Work instructions
Output the records below in full, word for word; pictures do not belong in it.

Data records:
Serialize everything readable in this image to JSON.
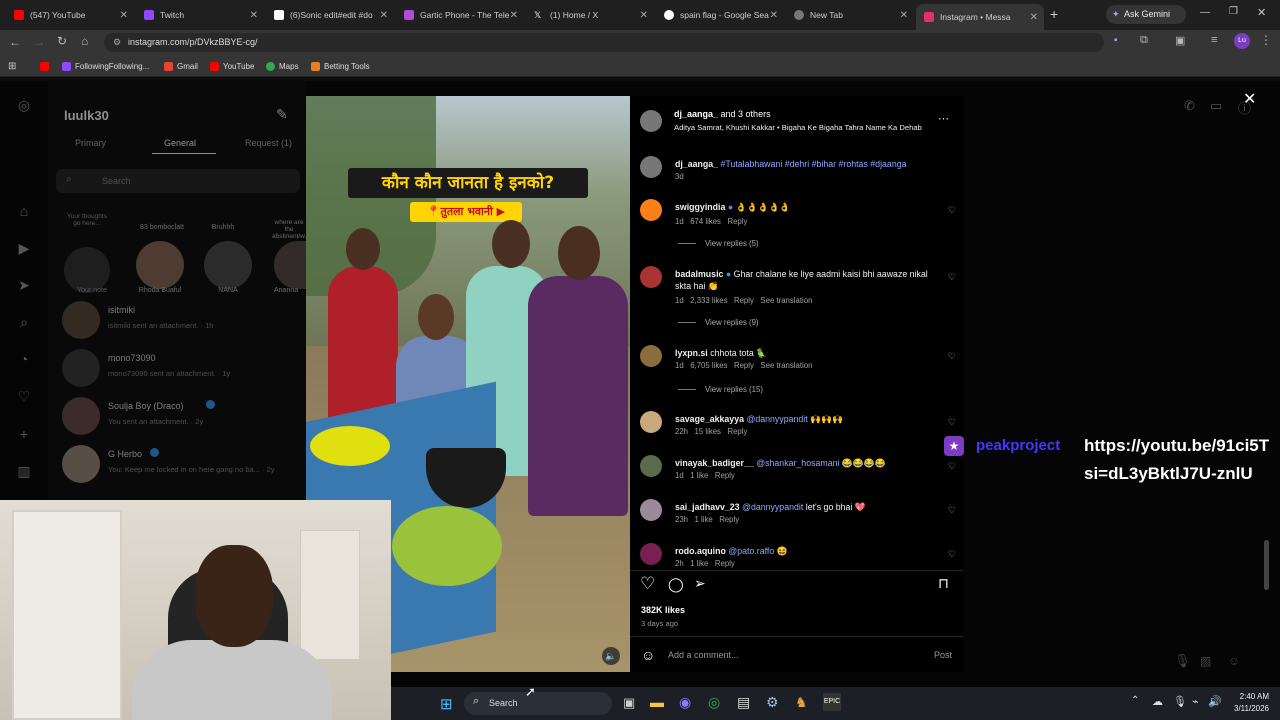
{
  "browser": {
    "tabs": [
      {
        "label": "(547) YouTube",
        "color": "#ff0000"
      },
      {
        "label": "Twitch",
        "color": "#9146ff"
      },
      {
        "label": "(6)Sonic edit#edit #do",
        "color": "#ffffff"
      },
      {
        "label": "Gartic Phone - The Tele",
        "color": "#b04bd6"
      },
      {
        "label": "(1) Home / X",
        "color": "#ffffff"
      },
      {
        "label": "spain flag - Google Sea",
        "color": "#4285f4"
      },
      {
        "label": "New Tab",
        "color": "#aaaaaa"
      },
      {
        "label": "Instagram • Messa",
        "color": "#e1306c"
      }
    ],
    "ask_gemini": "Ask Gemini",
    "url": "instagram.com/p/DVkzBBYE-cg/",
    "profile_initials": "Lu",
    "bookmarks": [
      "FollowingFollowing...",
      "Gmail",
      "YouTube",
      "Maps",
      "Betting Tools"
    ]
  },
  "dm": {
    "username": "luulk30",
    "tabs": [
      "Primary",
      "General",
      "Request (1)"
    ],
    "search_placeholder": "Search",
    "notes": [
      {
        "note": "Your thoughts go here...",
        "name": "Your note"
      },
      {
        "note": "83 bomboclatt",
        "name": "Rhoda Buaful"
      },
      {
        "note": "Bruhhh",
        "name": "NANA"
      },
      {
        "note": "where are the abstinent/w...",
        "name": "Arianna"
      }
    ],
    "threads": [
      {
        "name": "isitmiki",
        "sub": "isitmiki sent an attachment. · 1h"
      },
      {
        "name": "mono73090",
        "sub": "mono73090 sent an attachment. · 1y"
      },
      {
        "name": "Soulja Boy (Draco)",
        "sub": "You sent an attachment. · 2y"
      },
      {
        "name": "G Herbo",
        "sub": "You: Keep me locked in on here gang no ba... · 2y"
      }
    ]
  },
  "post": {
    "caption_overlay": "कौन कौन जानता है इनको?",
    "location_tag": "📍तुतला भवानी ▶",
    "header_user": "dj_aanga_",
    "header_others": " and 3 others",
    "header_sub": "Aditya Samrat, Khushi Kakkar • Bigaha Ke Bigaha Tahra Name Ka Dehab",
    "caption_user": "dj_aanga_",
    "caption_tags": "#Tutalabhawani #dehri #bihar #rohtas #djaanga",
    "caption_age": "3d",
    "comments": [
      {
        "user": "swiggyindia",
        "verified": true,
        "mention": "",
        "text": "👌👌👌👌👌",
        "age": "1d",
        "likes": "674 likes",
        "translate": "",
        "replies": "View replies (5)",
        "avatar_color": "#fc8019"
      },
      {
        "user": "badalmusic",
        "verified": true,
        "mention": "",
        "text": "Ghar chalane ke liye aadmi kaisi bhi aawaze nikal skta hai 👏",
        "age": "1d",
        "likes": "2,333 likes",
        "translate": "See translation",
        "replies": "View replies (9)",
        "avatar_color": "#a33"
      },
      {
        "user": "lyxpn.si",
        "verified": false,
        "mention": "",
        "text": "chhota tota 🦜",
        "age": "1d",
        "likes": "6,705 likes",
        "translate": "See translation",
        "replies": "View replies (15)",
        "avatar_color": "#8a6d3b"
      },
      {
        "user": "savage_akkayya",
        "verified": false,
        "mention": "@dannyypandit",
        "text": "🙌🙌🙌",
        "age": "22h",
        "likes": "15 likes",
        "translate": "",
        "replies": "",
        "avatar_color": "#c9a87a"
      },
      {
        "user": "vinayak_badiger__",
        "verified": false,
        "mention": "@shankar_hosamani",
        "text": "😂😂😂😂",
        "age": "1d",
        "likes": "1 like",
        "translate": "",
        "replies": "",
        "avatar_color": "#5a6a4a"
      },
      {
        "user": "sai_jadhavv_23",
        "verified": false,
        "mention": "@dannyypandit",
        "text": "let's go bhai 💖",
        "age": "23h",
        "likes": "1 like",
        "translate": "",
        "replies": "",
        "avatar_color": "#9a8a9a"
      },
      {
        "user": "rodo.aquino",
        "verified": false,
        "mention": "@pato.raffo",
        "text": "😆",
        "age": "2h",
        "likes": "1 like",
        "translate": "",
        "replies": "",
        "avatar_color": "#7a2050"
      }
    ],
    "reply_label": "Reply",
    "likes_total": "382K likes",
    "posted": "3 days ago",
    "comment_placeholder": "Add a comment...",
    "post_label": "Post"
  },
  "overlay": {
    "channel": "peakproject",
    "link_line1": "https://youtu.be/91ci5T",
    "link_line2": "si=dL3yBktlJ7U-znlU"
  },
  "taskbar": {
    "search_label": "Search",
    "time": "2:40 AM",
    "date": "3/11/2026"
  }
}
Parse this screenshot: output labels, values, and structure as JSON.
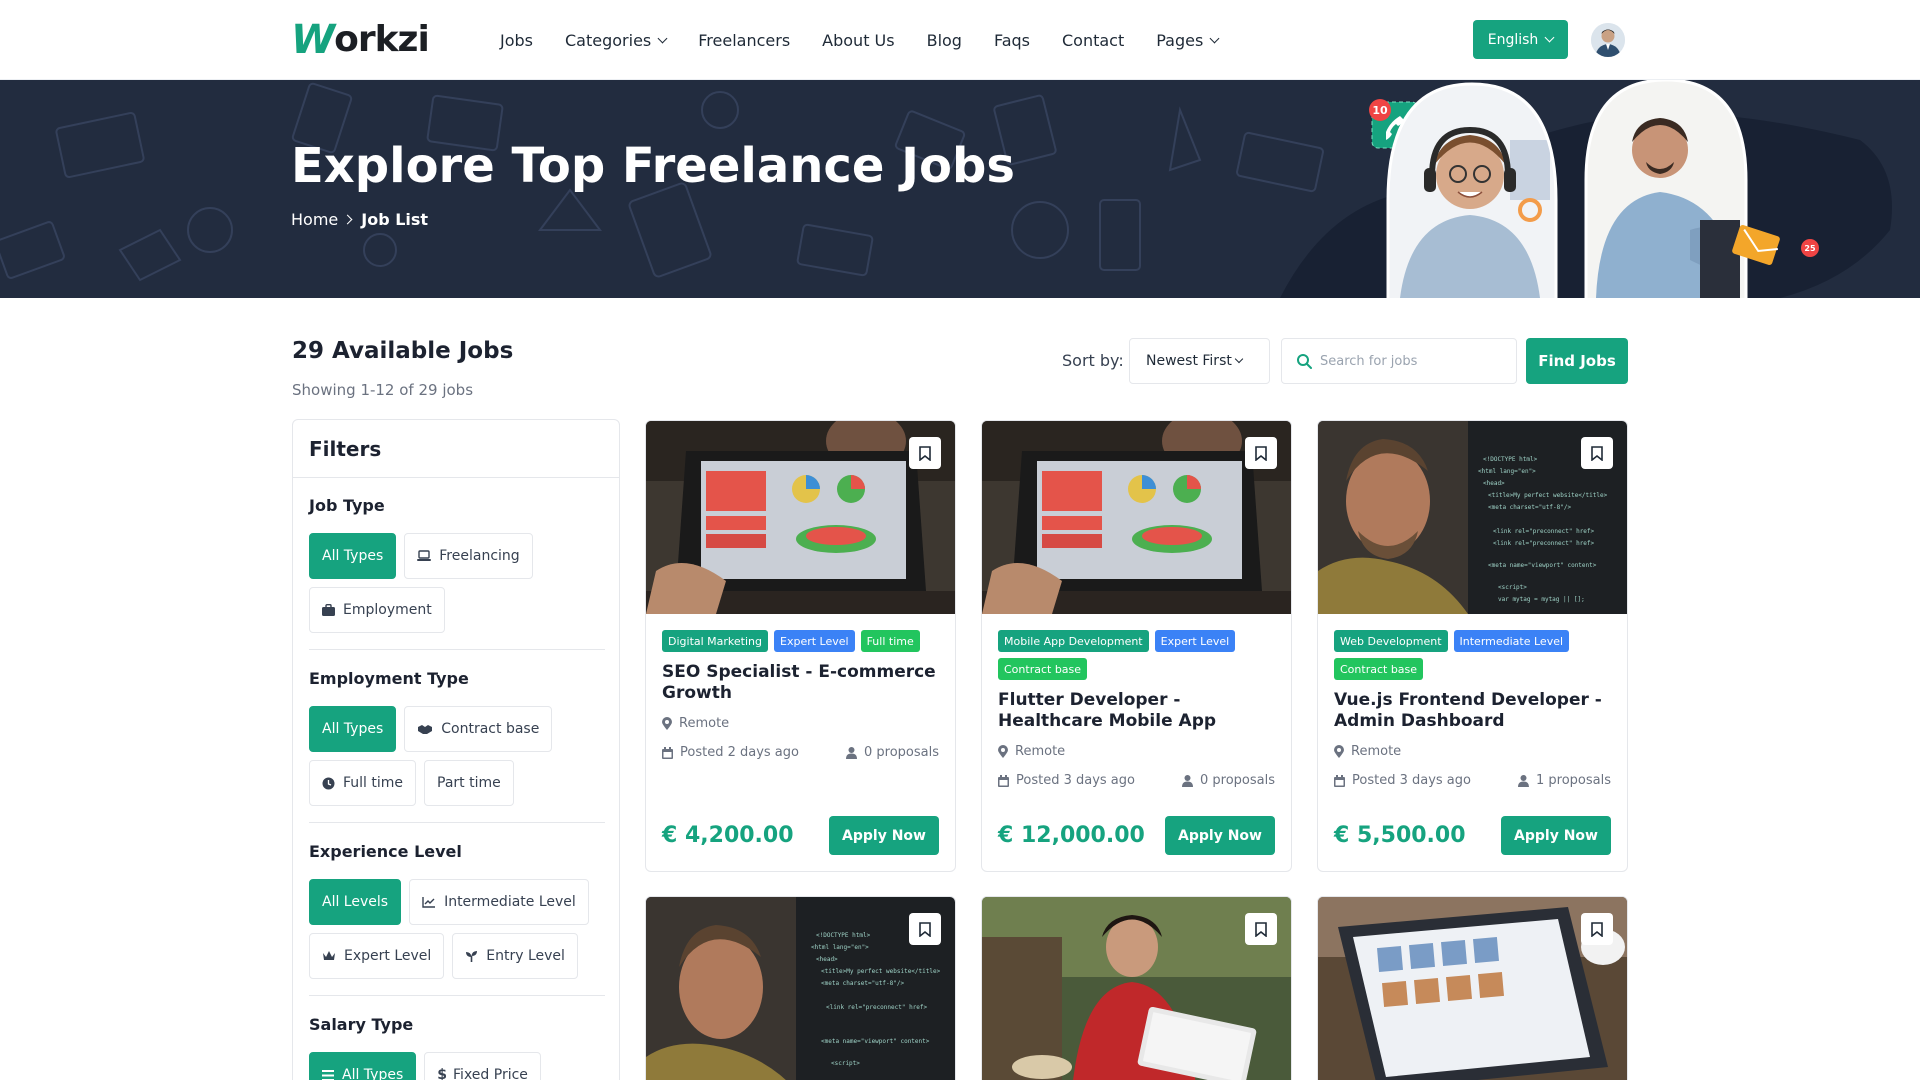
{
  "brand": {
    "logo_mark": "W",
    "logo_text": "orkzi"
  },
  "nav": {
    "jobs": "Jobs",
    "categories": "Categories",
    "freelancers": "Freelancers",
    "about": "About Us",
    "blog": "Blog",
    "faqs": "Faqs",
    "contact": "Contact",
    "pages": "Pages"
  },
  "language": "English",
  "banner": {
    "title": "Explore Top Freelance Jobs",
    "breadcrumb": [
      "Home",
      "Job List"
    ],
    "notification_count": "10",
    "mail_badge": "25"
  },
  "results": {
    "title": "29 Available Jobs",
    "showing": "Showing 1-12 of 29 jobs",
    "sort_label": "Sort by:",
    "sort_value": "Newest First",
    "search_placeholder": "Search for jobs",
    "find_button": "Find Jobs"
  },
  "filters": {
    "title": "Filters",
    "groups": [
      {
        "title": "Job Type",
        "options": [
          "All Types",
          "Freelancing",
          "Employment"
        ]
      },
      {
        "title": "Employment Type",
        "options": [
          "All Types",
          "Contract base",
          "Full time",
          "Part time"
        ]
      },
      {
        "title": "Experience Level",
        "options": [
          "All Levels",
          "Intermediate Level",
          "Expert Level",
          "Entry Level"
        ]
      },
      {
        "title": "Salary Type",
        "options": [
          "All Types",
          "Fixed Price"
        ]
      }
    ]
  },
  "jobs": [
    {
      "tags": [
        "Digital Marketing",
        "Expert Level",
        "Full time"
      ],
      "title": "SEO Specialist - E-commerce Growth",
      "location": "Remote",
      "posted": "Posted 2 days ago",
      "proposals": "0 proposals",
      "price": "€ 4,200.00",
      "apply": "Apply Now"
    },
    {
      "tags": [
        "Mobile App Development",
        "Expert Level",
        "Contract base"
      ],
      "title": "Flutter Developer - Healthcare Mobile App",
      "location": "Remote",
      "posted": "Posted 3 days ago",
      "proposals": "0 proposals",
      "price": "€ 12,000.00",
      "apply": "Apply Now"
    },
    {
      "tags": [
        "Web Development",
        "Intermediate Level",
        "Contract base"
      ],
      "title": "Vue.js Frontend Developer - Admin Dashboard",
      "location": "Remote",
      "posted": "Posted 3 days ago",
      "proposals": "1 proposals",
      "price": "€ 5,500.00",
      "apply": "Apply Now"
    }
  ],
  "colors": {
    "accent": "#16a37f",
    "banner": "#222c3f",
    "tag_blue": "#3b82f6",
    "tag_lime": "#22c55e"
  },
  "icons": [
    "chevron-down-icon",
    "chevron-right-icon",
    "search-icon",
    "bookmark-icon",
    "location-pin-icon",
    "calendar-icon",
    "user-icon",
    "phone-icon",
    "mail-icon"
  ]
}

Finished exercise
Serialize everything readable in this image to JSON.
{
  "browser": {
    "tabs": [
      {
        "label": "(547) YouTube",
        "color": "#ff0000"
      },
      {
        "label": "Twitch",
        "color": "#9146ff"
      },
      {
        "label": "(6)Sonic edit#edit #do",
        "color": "#ffffff"
      },
      {
        "label": "Gartic Phone - The Tele",
        "color": "#b04bd6"
      },
      {
        "label": "(1) Home / X",
        "color": "#ffffff"
      },
      {
        "label": "spain flag - Google Sea",
        "color": "#4285f4"
      },
      {
        "label": "New Tab",
        "color": "#aaaaaa"
      },
      {
        "label": "Instagram • Messa",
        "color": "#e1306c"
      }
    ],
    "ask_gemini": "Ask Gemini",
    "url": "instagram.com/p/DVkzBBYE-cg/",
    "profile_initials": "Lu",
    "bookmarks": [
      "FollowingFollowing...",
      "Gmail",
      "YouTube",
      "Maps",
      "Betting Tools"
    ]
  },
  "dm": {
    "username": "luulk30",
    "tabs": [
      "Primary",
      "General",
      "Request (1)"
    ],
    "search_placeholder": "Search",
    "notes": [
      {
        "note": "Your thoughts go here...",
        "name": "Your note"
      },
      {
        "note": "83 bomboclatt",
        "name": "Rhoda Buaful"
      },
      {
        "note": "Bruhhh",
        "name": "NANA"
      },
      {
        "note": "where are the abstinent/w...",
        "name": "Arianna"
      }
    ],
    "threads": [
      {
        "name": "isitmiki",
        "sub": "isitmiki sent an attachment. · 1h"
      },
      {
        "name": "mono73090",
        "sub": "mono73090 sent an attachment. · 1y"
      },
      {
        "name": "Soulja Boy (Draco)",
        "sub": "You sent an attachment. · 2y"
      },
      {
        "name": "G Herbo",
        "sub": "You: Keep me locked in on here gang no ba... · 2y"
      }
    ]
  },
  "post": {
    "caption_overlay": "कौन कौन जानता है इनको?",
    "location_tag": "📍तुतला भवानी ▶",
    "header_user": "dj_aanga_",
    "header_others": " and 3 others",
    "header_sub": "Aditya Samrat, Khushi Kakkar • Bigaha Ke Bigaha Tahra Name Ka Dehab",
    "caption_user": "dj_aanga_",
    "caption_tags": "#Tutalabhawani #dehri #bihar #rohtas #djaanga",
    "caption_age": "3d",
    "comments": [
      {
        "user": "swiggyindia",
        "verified": true,
        "mention": "",
        "text": "👌👌👌👌👌",
        "age": "1d",
        "likes": "674 likes",
        "translate": "",
        "replies": "View replies (5)",
        "avatar_color": "#fc8019"
      },
      {
        "user": "badalmusic",
        "verified": true,
        "mention": "",
        "text": "Ghar chalane ke liye aadmi kaisi bhi aawaze nikal skta hai 👏",
        "age": "1d",
        "likes": "2,333 likes",
        "translate": "See translation",
        "replies": "View replies (9)",
        "avatar_color": "#a33"
      },
      {
        "user": "lyxpn.si",
        "verified": false,
        "mention": "",
        "text": "chhota tota 🦜",
        "age": "1d",
        "likes": "6,705 likes",
        "translate": "See translation",
        "replies": "View replies (15)",
        "avatar_color": "#8a6d3b"
      },
      {
        "user": "savage_akkayya",
        "verified": false,
        "mention": "@dannyypandit",
        "text": "🙌🙌🙌",
        "age": "22h",
        "likes": "15 likes",
        "translate": "",
        "replies": "",
        "avatar_color": "#c9a87a"
      },
      {
        "user": "vinayak_badiger__",
        "verified": false,
        "mention": "@shankar_hosamani",
        "text": "😂😂😂😂",
        "age": "1d",
        "likes": "1 like",
        "translate": "",
        "replies": "",
        "avatar_color": "#5a6a4a"
      },
      {
        "user": "sai_jadhavv_23",
        "verified": false,
        "mention": "@dannyypandit",
        "text": "let's go bhai 💖",
        "age": "23h",
        "likes": "1 like",
        "translate": "",
        "replies": "",
        "avatar_color": "#9a8a9a"
      },
      {
        "user": "rodo.aquino",
        "verified": false,
        "mention": "@pato.raffo",
        "text": "😆",
        "age": "2h",
        "likes": "1 like",
        "translate": "",
        "replies": "",
        "avatar_color": "#7a2050"
      }
    ],
    "reply_label": "Reply",
    "likes_total": "382K likes",
    "posted": "3 days ago",
    "comment_placeholder": "Add a comment...",
    "post_label": "Post"
  },
  "overlay": {
    "channel": "peakproject",
    "link_line1": "https://youtu.be/91ci5T",
    "link_line2": "si=dL3yBktlJ7U-znlU"
  },
  "taskbar": {
    "search_label": "Search",
    "time": "2:40 AM",
    "date": "3/11/2026"
  }
}
Parse this screenshot: output labels, values, and structure as JSON.
{
  "brand": {
    "logo_mark": "W",
    "logo_text": "orkzi"
  },
  "nav": {
    "jobs": "Jobs",
    "categories": "Categories",
    "freelancers": "Freelancers",
    "about": "About Us",
    "blog": "Blog",
    "faqs": "Faqs",
    "contact": "Contact",
    "pages": "Pages"
  },
  "language": "English",
  "banner": {
    "title": "Explore Top Freelance Jobs",
    "breadcrumb": [
      "Home",
      "Job List"
    ],
    "notification_count": "10",
    "mail_badge": "25"
  },
  "results": {
    "title": "29 Available Jobs",
    "showing": "Showing 1-12 of 29 jobs",
    "sort_label": "Sort by:",
    "sort_value": "Newest First",
    "search_placeholder": "Search for jobs",
    "find_button": "Find Jobs"
  },
  "filters": {
    "title": "Filters",
    "groups": [
      {
        "title": "Job Type",
        "options": [
          "All Types",
          "Freelancing",
          "Employment"
        ]
      },
      {
        "title": "Employment Type",
        "options": [
          "All Types",
          "Contract base",
          "Full time",
          "Part time"
        ]
      },
      {
        "title": "Experience Level",
        "options": [
          "All Levels",
          "Intermediate Level",
          "Expert Level",
          "Entry Level"
        ]
      },
      {
        "title": "Salary Type",
        "options": [
          "All Types",
          "Fixed Price"
        ]
      }
    ]
  },
  "jobs": [
    {
      "tags": [
        "Digital Marketing",
        "Expert Level",
        "Full time"
      ],
      "title": "SEO Specialist - E-commerce Growth",
      "location": "Remote",
      "posted": "Posted 2 days ago",
      "proposals": "0 proposals",
      "price": "€ 4,200.00",
      "apply": "Apply Now"
    },
    {
      "tags": [
        "Mobile App Development",
        "Expert Level",
        "Contract base"
      ],
      "title": "Flutter Developer - Healthcare Mobile App",
      "location": "Remote",
      "posted": "Posted 3 days ago",
      "proposals": "0 proposals",
      "price": "€ 12,000.00",
      "apply": "Apply Now"
    },
    {
      "tags": [
        "Web Development",
        "Intermediate Level",
        "Contract base"
      ],
      "title": "Vue.js Frontend Developer - Admin Dashboard",
      "location": "Remote",
      "posted": "Posted 3 days ago",
      "proposals": "1 proposals",
      "price": "€ 5,500.00",
      "apply": "Apply Now"
    }
  ],
  "colors": {
    "accent": "#16a37f",
    "banner": "#222c3f",
    "tag_blue": "#3b82f6",
    "tag_lime": "#22c55e"
  },
  "icons": [
    "chevron-down-icon",
    "chevron-right-icon",
    "search-icon",
    "bookmark-icon",
    "location-pin-icon",
    "calendar-icon",
    "user-icon",
    "phone-icon",
    "mail-icon"
  ]
}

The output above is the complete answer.